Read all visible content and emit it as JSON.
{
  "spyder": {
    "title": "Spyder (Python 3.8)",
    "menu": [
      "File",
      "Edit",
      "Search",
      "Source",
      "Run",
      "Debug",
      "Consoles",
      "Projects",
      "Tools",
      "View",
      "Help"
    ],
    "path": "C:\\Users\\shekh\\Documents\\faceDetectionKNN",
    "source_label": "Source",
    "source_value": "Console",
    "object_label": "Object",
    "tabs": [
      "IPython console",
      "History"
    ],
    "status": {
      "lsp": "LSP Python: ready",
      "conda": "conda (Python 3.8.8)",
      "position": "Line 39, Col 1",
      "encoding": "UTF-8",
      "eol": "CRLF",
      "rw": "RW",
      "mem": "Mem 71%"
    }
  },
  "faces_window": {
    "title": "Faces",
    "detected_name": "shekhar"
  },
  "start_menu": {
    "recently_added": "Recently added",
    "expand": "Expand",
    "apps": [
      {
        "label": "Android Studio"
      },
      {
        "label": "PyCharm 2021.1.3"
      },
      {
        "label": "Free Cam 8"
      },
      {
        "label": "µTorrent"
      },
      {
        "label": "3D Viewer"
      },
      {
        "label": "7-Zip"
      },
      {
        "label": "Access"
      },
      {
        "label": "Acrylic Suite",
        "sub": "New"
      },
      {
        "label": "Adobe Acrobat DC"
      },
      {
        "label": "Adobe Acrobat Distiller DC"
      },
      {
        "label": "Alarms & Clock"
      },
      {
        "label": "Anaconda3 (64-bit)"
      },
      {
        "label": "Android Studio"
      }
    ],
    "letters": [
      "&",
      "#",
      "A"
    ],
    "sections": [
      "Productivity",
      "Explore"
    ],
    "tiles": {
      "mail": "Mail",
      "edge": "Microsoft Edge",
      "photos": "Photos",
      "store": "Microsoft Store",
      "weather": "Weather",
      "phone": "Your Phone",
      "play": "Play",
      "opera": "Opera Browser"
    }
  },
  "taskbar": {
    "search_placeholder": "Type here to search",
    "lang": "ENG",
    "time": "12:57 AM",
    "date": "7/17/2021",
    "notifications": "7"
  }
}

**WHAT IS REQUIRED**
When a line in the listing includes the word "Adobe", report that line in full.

**RESULT**
        "label": "Adobe Acrobat DC"
        "label": "Adobe Acrobat Distiller DC"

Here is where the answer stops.